_What this task involves:_ Go through the data below and report how many lines contain "Adaptive"; the reply holds only that number.

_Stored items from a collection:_
-- Opening Marker --
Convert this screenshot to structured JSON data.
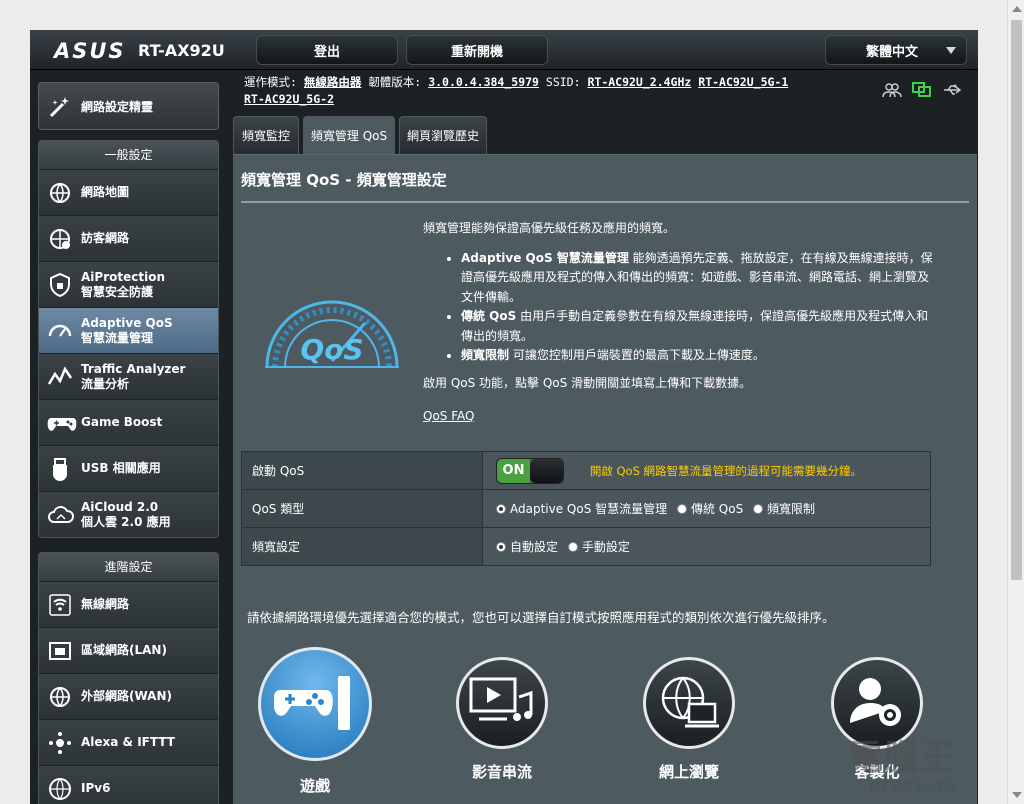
{
  "header": {
    "logo": "ASUS",
    "model": "RT-AX92U",
    "logout_label": "登出",
    "reboot_label": "重新開機",
    "language_label": "繁體中文"
  },
  "info": {
    "mode_label": "運作模式:",
    "mode_value": "無線路由器",
    "firmware_label": "韌體版本:",
    "firmware_value": "3.0.0.4.384_5979",
    "ssid_label": "SSID:",
    "ssid_1": "RT-AC92U_2.4GHz",
    "ssid_2": "RT-AC92U_5G-1",
    "ssid_3": "RT-AC92U_5G-2"
  },
  "sidebar": {
    "setup_wizard": "網路設定精靈",
    "general_heading": "一般設定",
    "general_items": [
      {
        "label": "網路地圖",
        "sub": "",
        "icon": "globe-network-icon"
      },
      {
        "label": "訪客網路",
        "sub": "",
        "icon": "guest-network-icon"
      },
      {
        "label": "AiProtection",
        "sub": "智慧安全防護",
        "icon": "shield-icon"
      },
      {
        "label": "Adaptive QoS",
        "sub": "智慧流量管理",
        "icon": "qos-gauge-icon"
      },
      {
        "label": "Traffic Analyzer",
        "sub": "流量分析",
        "icon": "traffic-chart-icon"
      },
      {
        "label": "Game Boost",
        "sub": "",
        "icon": "gamepad-icon"
      },
      {
        "label": "USB 相關應用",
        "sub": "",
        "icon": "usb-icon"
      },
      {
        "label": "AiCloud 2.0",
        "sub": "個人雲 2.0 應用",
        "icon": "cloud-icon"
      }
    ],
    "advanced_heading": "進階設定",
    "advanced_items": [
      {
        "label": "無線網路",
        "sub": "",
        "icon": "wifi-icon"
      },
      {
        "label": "區域網路(LAN)",
        "sub": "",
        "icon": "lan-icon"
      },
      {
        "label": "外部網路(WAN)",
        "sub": "",
        "icon": "wan-globe-icon"
      },
      {
        "label": "Alexa & IFTTT",
        "sub": "",
        "icon": "alexa-icon"
      },
      {
        "label": "IPv6",
        "sub": "",
        "icon": "ipv6-icon"
      }
    ]
  },
  "tabs": [
    "頻寬監控",
    "頻寬管理 QoS",
    "網頁瀏覽歷史"
  ],
  "panel": {
    "title": "頻寬管理 QoS - 頻寬管理設定",
    "intro": "頻寬管理能夠保證高優先級任務及應用的頻寬。",
    "bullets": [
      {
        "bold": "Adaptive QoS 智慧流量管理",
        "text": " 能夠透過預先定義、拖放設定，在有線及無線連接時，保證高優先級應用及程式的傳入和傳出的頻寬：如遊戲、影音串流、網路電話、網上瀏覽及文件傳輸。"
      },
      {
        "bold": "傳統 QoS",
        "text": " 由用戶手動自定義參數在有線及無線連接時，保證高優先級應用及程式傳入和傳出的頻寬。"
      },
      {
        "bold": "頻寬限制",
        "text": " 可讓您控制用戶端裝置的最高下載及上傳速度。"
      }
    ],
    "enable_text": "啟用 QoS 功能，點擊 QoS 滑動開關並填寫上傳和下載數據。",
    "faq_link": "QoS FAQ",
    "gauge_text": "QoS"
  },
  "settings": {
    "enable_label": "啟動 QoS",
    "toggle_on": "ON",
    "warning": "開啟 QoS 網路智慧流量管理的過程可能需要幾分鐘。",
    "type_label": "QoS 類型",
    "type_options": [
      "Adaptive QoS 智慧流量管理",
      "傳統 QoS",
      "頻寬限制"
    ],
    "type_selected": 0,
    "bandwidth_label": "頻寬設定",
    "bandwidth_options": [
      "自動設定",
      "手動設定"
    ],
    "bandwidth_selected": 0
  },
  "modes": {
    "hint": "請依據網路環境優先選擇適合您的模式，您也可以選擇自訂模式按照應用程式的類別依次進行優先級排序。",
    "items": [
      {
        "label": "遊戲",
        "icon": "gamepad-icon",
        "active": true
      },
      {
        "label": "影音串流",
        "icon": "media-streaming-icon",
        "active": false
      },
      {
        "label": "網上瀏覽",
        "icon": "web-browsing-icon",
        "active": false
      },
      {
        "label": "客製化",
        "icon": "custom-user-gear-icon",
        "active": false
      }
    ]
  },
  "watermark": {
    "line1": "電腦王",
    "line2": "pcadv.tw"
  },
  "colors": {
    "accent_on": "#4ba042",
    "warning": "#ffcc00",
    "active_mode": "#1f74b8",
    "panel": "#4d5a60"
  }
}
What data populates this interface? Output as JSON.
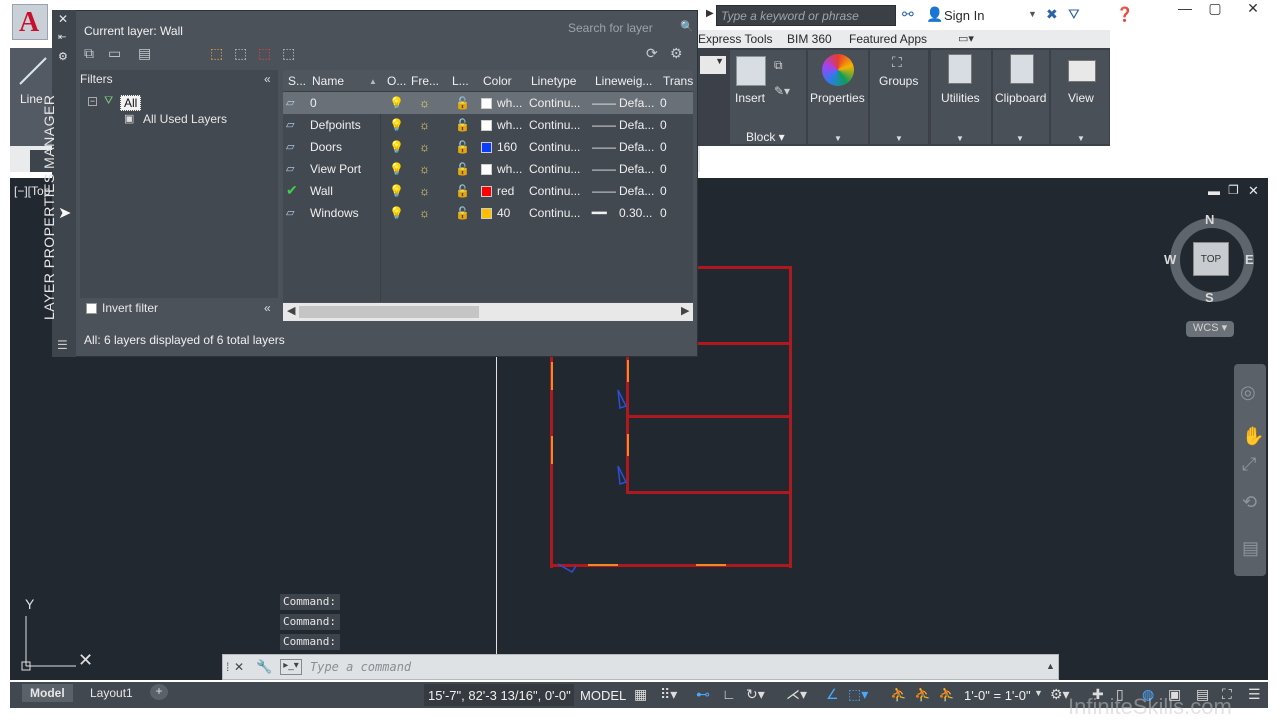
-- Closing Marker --
_Result for this exercise:_ 3